In 2006, the Lembeh seadragon (Kyonemichthys rumengani) was discovered in Lembeh by a dive guide named Noldy Rumengan. That’s how new it is to the human world! This tiny animal is extremely thin (about 1mm), making it a super tough subject to shoot. It doesn’t help that the Lembeh seadragon is brown in colour (to most divers it looks like some bit of coral) and it hangs onto overhanging walls and crevices with its tail – constantly moving when the current hits.
The mimic octopus
The title of the ocean’s master of disguise undoubtedly belongs to the mimic octopus. The first time this amazing shapeshifter was documented was in 1998 off the coast of Indonesia, so it still remains a mysterious underwater alien to both divers and scientists alike. Its mimicry of various deadly creatures such as lionfish and sea snakes is absolutely intriguing (and useful), making it easier for the intelligent octopus to eat and avoid being eaten.
The hairy frogfish
The hairy frogfish is one strange looking thing. It looks very much like a large blob (or a piece of coral with real trippy eyes) and has an even weirder way of getting from place to place. Instead of swimming, the hairy frogfish uses its wide fins to move about along the seabed. When it’s time to eat, one thing they like to do is wave this extra-long, worm-like spine they have on their dorsal fins in front of their mouths to lure prey within striking distance. And then *boom*, dinner is served.
Also read: 10 underwater macro photography tips
The bobbit worm
Ah, the bobbit worm. To many, it’s the stuff of nightmares. Commonly found during night dives, the terrifying bobbit worm can reach lengths of up to 10 feet. If you really think about it, that makes it way taller than the average human.
For food, they bury themselves in the seabed and once they sense something tasty swimming right above them, they use their razor sharp teeth and incredible speed to grab hold of it before dragging their prey into
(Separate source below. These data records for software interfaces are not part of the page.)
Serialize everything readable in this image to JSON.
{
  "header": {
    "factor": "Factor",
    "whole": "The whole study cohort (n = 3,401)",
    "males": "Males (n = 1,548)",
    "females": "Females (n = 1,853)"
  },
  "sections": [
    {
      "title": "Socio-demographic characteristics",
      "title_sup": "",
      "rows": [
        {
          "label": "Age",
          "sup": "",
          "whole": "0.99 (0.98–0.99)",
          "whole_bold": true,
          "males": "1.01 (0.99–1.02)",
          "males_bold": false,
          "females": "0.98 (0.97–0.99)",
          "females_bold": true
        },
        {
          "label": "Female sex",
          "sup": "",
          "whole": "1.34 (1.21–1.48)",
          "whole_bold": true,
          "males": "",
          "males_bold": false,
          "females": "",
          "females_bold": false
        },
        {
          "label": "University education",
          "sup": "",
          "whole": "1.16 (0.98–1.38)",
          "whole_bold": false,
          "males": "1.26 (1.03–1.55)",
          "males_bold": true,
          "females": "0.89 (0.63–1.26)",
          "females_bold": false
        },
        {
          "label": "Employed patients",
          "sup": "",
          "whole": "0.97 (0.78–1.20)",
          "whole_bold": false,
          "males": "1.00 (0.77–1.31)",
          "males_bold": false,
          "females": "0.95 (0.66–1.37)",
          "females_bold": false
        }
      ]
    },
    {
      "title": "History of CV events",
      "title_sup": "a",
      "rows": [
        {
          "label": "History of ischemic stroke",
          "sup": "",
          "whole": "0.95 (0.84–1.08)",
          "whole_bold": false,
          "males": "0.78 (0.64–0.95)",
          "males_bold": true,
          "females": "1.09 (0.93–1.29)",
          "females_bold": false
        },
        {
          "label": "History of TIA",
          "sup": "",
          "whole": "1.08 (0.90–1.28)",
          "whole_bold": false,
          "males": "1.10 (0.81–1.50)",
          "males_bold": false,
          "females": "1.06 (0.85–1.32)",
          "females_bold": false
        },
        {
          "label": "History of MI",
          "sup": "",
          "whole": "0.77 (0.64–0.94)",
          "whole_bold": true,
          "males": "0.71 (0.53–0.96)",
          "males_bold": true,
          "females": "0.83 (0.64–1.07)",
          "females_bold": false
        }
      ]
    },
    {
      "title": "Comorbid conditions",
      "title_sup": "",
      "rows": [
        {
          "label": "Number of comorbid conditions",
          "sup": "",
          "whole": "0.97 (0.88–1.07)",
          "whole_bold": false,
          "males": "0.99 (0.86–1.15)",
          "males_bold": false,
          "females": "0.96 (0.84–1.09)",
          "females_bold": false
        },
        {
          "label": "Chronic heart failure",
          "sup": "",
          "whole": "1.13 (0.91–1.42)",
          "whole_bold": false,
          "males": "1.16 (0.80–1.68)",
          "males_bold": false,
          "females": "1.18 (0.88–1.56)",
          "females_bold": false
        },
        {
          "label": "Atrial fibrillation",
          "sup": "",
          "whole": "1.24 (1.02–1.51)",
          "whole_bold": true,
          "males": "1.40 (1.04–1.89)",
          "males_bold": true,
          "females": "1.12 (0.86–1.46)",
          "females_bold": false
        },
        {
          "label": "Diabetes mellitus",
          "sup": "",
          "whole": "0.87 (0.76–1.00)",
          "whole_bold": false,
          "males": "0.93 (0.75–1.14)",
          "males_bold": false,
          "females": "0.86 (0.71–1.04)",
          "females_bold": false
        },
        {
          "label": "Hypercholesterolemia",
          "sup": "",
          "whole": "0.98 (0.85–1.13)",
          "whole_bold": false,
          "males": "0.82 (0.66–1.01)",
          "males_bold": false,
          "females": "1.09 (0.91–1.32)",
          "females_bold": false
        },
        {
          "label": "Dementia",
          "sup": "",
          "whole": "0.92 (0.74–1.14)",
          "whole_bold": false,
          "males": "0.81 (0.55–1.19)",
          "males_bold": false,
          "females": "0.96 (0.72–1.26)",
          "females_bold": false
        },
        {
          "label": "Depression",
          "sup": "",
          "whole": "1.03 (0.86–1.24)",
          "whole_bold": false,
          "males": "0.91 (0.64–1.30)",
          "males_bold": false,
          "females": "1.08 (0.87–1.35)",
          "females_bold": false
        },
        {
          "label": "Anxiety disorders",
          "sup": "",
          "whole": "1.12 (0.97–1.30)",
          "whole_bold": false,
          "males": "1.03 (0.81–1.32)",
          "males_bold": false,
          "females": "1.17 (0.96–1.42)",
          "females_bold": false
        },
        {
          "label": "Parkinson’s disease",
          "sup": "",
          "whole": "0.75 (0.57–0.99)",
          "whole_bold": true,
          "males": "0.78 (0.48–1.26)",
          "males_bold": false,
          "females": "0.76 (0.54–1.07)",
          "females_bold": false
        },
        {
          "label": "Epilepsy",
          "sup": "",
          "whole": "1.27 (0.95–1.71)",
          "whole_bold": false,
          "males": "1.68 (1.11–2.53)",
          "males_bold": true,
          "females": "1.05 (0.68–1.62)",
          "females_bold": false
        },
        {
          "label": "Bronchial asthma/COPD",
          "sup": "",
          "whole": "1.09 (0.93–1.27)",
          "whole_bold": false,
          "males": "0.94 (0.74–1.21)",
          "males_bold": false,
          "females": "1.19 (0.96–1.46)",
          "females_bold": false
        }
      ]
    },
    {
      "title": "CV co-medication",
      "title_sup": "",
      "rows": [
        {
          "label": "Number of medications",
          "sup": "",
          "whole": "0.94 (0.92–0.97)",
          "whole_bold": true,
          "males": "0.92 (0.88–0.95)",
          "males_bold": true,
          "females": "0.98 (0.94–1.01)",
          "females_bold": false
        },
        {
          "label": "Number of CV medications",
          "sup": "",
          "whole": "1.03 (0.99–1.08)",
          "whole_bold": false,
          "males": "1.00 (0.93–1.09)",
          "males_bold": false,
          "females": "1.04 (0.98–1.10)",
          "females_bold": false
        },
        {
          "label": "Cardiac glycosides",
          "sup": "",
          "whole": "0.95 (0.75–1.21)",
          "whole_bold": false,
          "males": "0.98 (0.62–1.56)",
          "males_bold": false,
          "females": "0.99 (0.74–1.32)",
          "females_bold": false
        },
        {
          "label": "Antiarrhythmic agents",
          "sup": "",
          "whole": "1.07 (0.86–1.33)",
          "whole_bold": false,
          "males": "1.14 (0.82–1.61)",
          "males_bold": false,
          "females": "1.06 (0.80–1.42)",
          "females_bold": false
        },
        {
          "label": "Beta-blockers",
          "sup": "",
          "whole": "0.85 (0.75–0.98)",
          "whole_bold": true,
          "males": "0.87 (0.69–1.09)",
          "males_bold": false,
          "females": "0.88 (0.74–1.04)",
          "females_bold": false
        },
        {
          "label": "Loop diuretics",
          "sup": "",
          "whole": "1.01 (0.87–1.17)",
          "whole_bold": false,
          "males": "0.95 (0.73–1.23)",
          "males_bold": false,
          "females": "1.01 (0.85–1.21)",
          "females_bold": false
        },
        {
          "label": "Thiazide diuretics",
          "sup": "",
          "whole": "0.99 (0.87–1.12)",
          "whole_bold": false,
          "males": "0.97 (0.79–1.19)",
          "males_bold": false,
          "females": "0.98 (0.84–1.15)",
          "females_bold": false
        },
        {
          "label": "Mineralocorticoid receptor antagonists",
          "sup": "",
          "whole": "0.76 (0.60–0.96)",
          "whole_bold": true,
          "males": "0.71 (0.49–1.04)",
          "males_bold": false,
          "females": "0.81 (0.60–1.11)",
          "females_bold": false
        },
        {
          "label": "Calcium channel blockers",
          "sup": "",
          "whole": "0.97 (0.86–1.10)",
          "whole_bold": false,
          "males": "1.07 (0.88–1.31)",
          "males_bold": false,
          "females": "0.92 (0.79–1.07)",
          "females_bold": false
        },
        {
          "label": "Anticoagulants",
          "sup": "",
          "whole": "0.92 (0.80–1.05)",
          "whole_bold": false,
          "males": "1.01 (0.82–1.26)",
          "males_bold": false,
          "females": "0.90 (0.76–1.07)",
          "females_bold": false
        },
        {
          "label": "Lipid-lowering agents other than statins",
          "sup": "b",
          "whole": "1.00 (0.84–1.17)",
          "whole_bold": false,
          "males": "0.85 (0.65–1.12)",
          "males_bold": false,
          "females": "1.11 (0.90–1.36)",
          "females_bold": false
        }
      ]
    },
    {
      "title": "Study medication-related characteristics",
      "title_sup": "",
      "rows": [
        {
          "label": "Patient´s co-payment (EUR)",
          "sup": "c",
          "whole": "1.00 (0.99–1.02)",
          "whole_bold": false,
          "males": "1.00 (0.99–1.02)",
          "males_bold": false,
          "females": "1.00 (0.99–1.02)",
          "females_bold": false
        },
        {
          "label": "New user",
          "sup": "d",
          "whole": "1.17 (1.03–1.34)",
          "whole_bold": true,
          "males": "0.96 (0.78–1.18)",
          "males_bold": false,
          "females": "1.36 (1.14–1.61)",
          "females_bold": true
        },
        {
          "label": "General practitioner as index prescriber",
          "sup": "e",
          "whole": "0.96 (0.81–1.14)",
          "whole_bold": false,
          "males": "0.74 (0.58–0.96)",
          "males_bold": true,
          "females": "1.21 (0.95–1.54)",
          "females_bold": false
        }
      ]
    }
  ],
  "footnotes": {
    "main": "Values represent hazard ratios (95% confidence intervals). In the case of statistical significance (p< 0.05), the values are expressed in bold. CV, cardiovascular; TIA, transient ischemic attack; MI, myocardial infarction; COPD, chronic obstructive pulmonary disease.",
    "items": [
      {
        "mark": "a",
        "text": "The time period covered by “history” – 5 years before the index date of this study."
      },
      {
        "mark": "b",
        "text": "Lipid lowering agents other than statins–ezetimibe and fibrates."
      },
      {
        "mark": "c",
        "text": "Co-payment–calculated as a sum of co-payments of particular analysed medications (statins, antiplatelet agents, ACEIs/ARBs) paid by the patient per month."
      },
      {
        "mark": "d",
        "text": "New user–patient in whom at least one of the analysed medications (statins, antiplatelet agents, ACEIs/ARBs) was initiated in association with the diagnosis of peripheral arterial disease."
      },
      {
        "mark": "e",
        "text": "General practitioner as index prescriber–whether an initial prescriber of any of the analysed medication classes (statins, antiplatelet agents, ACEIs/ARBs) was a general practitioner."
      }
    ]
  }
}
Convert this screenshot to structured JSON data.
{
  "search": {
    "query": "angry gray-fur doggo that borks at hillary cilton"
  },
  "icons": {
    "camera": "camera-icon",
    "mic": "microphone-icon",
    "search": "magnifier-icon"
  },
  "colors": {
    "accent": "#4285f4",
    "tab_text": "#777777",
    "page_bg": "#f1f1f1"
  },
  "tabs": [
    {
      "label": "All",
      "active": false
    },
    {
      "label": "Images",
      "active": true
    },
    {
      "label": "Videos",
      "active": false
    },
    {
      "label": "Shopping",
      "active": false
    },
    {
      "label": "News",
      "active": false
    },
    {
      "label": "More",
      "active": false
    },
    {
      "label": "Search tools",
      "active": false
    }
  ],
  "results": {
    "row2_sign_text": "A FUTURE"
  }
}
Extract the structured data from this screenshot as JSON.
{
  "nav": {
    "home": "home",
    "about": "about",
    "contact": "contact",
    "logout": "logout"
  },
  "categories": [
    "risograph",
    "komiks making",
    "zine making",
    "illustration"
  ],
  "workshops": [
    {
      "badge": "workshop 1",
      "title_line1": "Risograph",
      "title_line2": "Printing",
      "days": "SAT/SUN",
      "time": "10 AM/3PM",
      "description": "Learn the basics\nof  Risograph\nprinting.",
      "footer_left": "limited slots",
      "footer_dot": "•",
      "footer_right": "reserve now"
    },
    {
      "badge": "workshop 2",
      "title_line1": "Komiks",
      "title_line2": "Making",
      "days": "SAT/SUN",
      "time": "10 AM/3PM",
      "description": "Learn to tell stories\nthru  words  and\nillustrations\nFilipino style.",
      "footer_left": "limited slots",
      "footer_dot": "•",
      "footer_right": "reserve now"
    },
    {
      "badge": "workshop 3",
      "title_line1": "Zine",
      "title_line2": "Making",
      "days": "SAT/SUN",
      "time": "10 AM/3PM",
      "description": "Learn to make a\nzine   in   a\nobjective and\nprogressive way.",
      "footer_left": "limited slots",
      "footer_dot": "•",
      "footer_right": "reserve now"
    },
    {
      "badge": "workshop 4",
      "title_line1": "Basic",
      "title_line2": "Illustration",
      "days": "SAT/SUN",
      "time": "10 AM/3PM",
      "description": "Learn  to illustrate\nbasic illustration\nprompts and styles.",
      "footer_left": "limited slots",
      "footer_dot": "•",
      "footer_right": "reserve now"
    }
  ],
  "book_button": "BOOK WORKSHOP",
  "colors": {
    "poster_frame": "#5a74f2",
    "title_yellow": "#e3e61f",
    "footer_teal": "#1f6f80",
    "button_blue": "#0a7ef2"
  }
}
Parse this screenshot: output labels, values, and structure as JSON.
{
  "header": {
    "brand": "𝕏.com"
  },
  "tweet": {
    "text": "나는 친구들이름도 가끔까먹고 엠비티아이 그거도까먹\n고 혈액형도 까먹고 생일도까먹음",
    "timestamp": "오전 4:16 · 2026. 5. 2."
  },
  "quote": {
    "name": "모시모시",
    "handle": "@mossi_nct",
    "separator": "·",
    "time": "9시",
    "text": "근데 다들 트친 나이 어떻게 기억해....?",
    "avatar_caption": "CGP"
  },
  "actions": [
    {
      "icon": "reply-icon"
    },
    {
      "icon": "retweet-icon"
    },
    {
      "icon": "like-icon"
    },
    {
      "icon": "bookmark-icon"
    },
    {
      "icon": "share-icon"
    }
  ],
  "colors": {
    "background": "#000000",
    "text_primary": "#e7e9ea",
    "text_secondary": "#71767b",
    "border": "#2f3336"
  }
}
the depths of hell the sand. The feasting then begins. Careful not to get too close, they cause humans a lot of pain by inflicting a nasty bite.
About Dive Into Lembeh
Without Dive Into Lembeh’s (DIL) sharp-eyed guides, we wouldn’t have been able to spot all these rare macro critters. Dive Into Lembeh is a boutique dive resort is helmed by industry veterans, Steve and Miranda Coverdale – the duo ran the nearby Kungkungan Bay Resort for a long time before their DIL days.
Aside from the excellent service, one of the greatest things about DIL is that their house reefs are Hairball and Aw Shucks – two very popular dive sites that are home to creatures like the hairy frogfish and even the mimic octopus. So essentially, you don’t need to go too far to find what you’re hoping to spot.
For photographers, there’s a super spacious and well-lit camera room where you can set up your underwater kit and charge batteries at your very own station. Massive camera (and gear) rinse tanks are located just outside the room, and the dive centre is right next door, so everything’s accessible and made easy for you. Almost all key dive sites are no more than 15 minutes away from DIL, and after each dive you’re brought back to the resort for the surface interval.
The rooms at DIL truly define the resort’s ‘affordable luxury’ belief. Each bungalow features satellite TV with what seems to be an endless amount of channels, a water dispenser, air-con, a minibar, a day bed, and – perhaps best of all – a private Japanese onsen on the veranda that’s warm and ready for you after each day’s final dive. If that’s not enough, feel free to take a dip in the main pool and lounge around on the sunchairs between dives.